### TASK TO COMPLETE
In full and without change, return each entry.

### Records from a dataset
___

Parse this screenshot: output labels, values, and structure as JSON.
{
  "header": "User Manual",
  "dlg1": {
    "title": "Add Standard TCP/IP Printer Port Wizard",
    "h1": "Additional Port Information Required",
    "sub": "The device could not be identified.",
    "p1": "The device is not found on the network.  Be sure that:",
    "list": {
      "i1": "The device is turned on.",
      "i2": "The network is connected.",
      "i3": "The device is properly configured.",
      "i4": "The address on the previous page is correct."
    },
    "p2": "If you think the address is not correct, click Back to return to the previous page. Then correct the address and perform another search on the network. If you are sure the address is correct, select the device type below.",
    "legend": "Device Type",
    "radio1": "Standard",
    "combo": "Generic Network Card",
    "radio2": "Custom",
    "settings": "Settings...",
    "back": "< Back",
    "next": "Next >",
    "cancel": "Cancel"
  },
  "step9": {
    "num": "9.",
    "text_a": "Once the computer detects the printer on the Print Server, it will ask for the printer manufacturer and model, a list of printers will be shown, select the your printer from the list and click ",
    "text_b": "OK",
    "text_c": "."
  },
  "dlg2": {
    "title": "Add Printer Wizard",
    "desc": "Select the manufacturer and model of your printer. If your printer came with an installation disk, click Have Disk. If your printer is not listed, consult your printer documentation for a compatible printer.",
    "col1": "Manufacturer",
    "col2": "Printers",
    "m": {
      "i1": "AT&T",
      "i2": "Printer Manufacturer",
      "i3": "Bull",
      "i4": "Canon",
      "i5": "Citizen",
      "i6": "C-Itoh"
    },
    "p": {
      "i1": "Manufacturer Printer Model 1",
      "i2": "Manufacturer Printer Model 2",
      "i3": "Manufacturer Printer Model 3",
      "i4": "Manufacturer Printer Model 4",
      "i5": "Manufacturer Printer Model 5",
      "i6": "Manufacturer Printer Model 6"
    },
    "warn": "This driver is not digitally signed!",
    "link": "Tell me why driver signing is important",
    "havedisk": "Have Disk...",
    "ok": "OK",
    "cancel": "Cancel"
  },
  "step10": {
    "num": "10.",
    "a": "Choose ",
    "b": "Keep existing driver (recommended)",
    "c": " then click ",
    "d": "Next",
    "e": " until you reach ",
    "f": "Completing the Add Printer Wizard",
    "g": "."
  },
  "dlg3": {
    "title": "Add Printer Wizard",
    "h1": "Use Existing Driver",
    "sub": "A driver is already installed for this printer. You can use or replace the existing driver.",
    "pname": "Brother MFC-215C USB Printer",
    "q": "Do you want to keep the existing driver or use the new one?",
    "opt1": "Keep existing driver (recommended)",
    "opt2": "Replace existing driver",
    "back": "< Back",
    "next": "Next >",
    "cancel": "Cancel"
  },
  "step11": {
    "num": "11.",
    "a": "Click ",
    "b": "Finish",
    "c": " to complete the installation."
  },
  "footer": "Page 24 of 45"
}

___

### YOUR SOLUTION
Parse this screenshot: output labels, values, and structure as JSON.
{
  "header": "User Manual",
  "dlg1": {
    "title": "Add Standard TCP/IP Printer Port Wizard",
    "h1": "Additional Port Information Required",
    "sub": "The device could not be identified.",
    "p1": "The device is not found on the network.  Be sure that:",
    "list": {
      "i1": "The device is turned on.",
      "i2": "The network is connected.",
      "i3": "The device is properly configured.",
      "i4": "The address on the previous page is correct."
    },
    "p2": "If you think the address is not correct, click Back to return to the previous page. Then correct the address and perform another search on the network. If you are sure the address is correct, select the device type below.",
    "legend": "Device Type",
    "radio1": "Standard",
    "combo": "Generic Network Card",
    "radio2": "Custom",
    "settings": "Settings...",
    "back": "< Back",
    "next": "Next >",
    "cancel": "Cancel"
  },
  "step9": {
    "num": "9.",
    "text_a": "Once the computer detects the printer on the Print Server, it will ask for the printer manufacturer and model, a list of printers will be shown, select the your printer from the list and click ",
    "text_b": "OK",
    "text_c": "."
  },
  "dlg2": {
    "title": "Add Printer Wizard",
    "desc": "Select the manufacturer and model of your printer. If your printer came with an installation disk, click Have Disk. If your printer is not listed, consult your printer documentation for a compatible printer.",
    "col1": "Manufacturer",
    "col2": "Printers",
    "m": {
      "i1": "AT&T",
      "i2": "Printer Manufacturer",
      "i3": "Bull",
      "i4": "Canon",
      "i5": "Citizen",
      "i6": "C-Itoh"
    },
    "p": {
      "i1": "Manufacturer Printer Model 1",
      "i2": "Manufacturer Printer Model 2",
      "i3": "Manufacturer Printer Model 3",
      "i4": "Manufacturer Printer Model 4",
      "i5": "Manufacturer Printer Model 5",
      "i6": "Manufacturer Printer Model 6"
    },
    "warn": "This driver is not digitally signed!",
    "link": "Tell me why driver signing is important",
    "havedisk": "Have Disk...",
    "ok": "OK",
    "cancel": "Cancel"
  },
  "step10": {
    "num": "10.",
    "a": "Choose ",
    "b": "Keep existing driver (recommended)",
    "c": " then click ",
    "d": "Next",
    "e": " until you reach ",
    "f": "Completing the Add Printer Wizard",
    "g": "."
  },
  "dlg3": {
    "title": "Add Printer Wizard",
    "h1": "Use Existing Driver",
    "sub": "A driver is already installed for this printer. You can use or replace the existing driver.",
    "pname": "Brother MFC-215C USB Printer",
    "q": "Do you want to keep the existing driver or use the new one?",
    "opt1": "Keep existing driver (recommended)",
    "opt2": "Replace existing driver",
    "back": "< Back",
    "next": "Next >",
    "cancel": "Cancel"
  },
  "step11": {
    "num": "11.",
    "a": "Click ",
    "b": "Finish",
    "c": " to complete the installation."
  },
  "footer": "Page 24 of 45"
}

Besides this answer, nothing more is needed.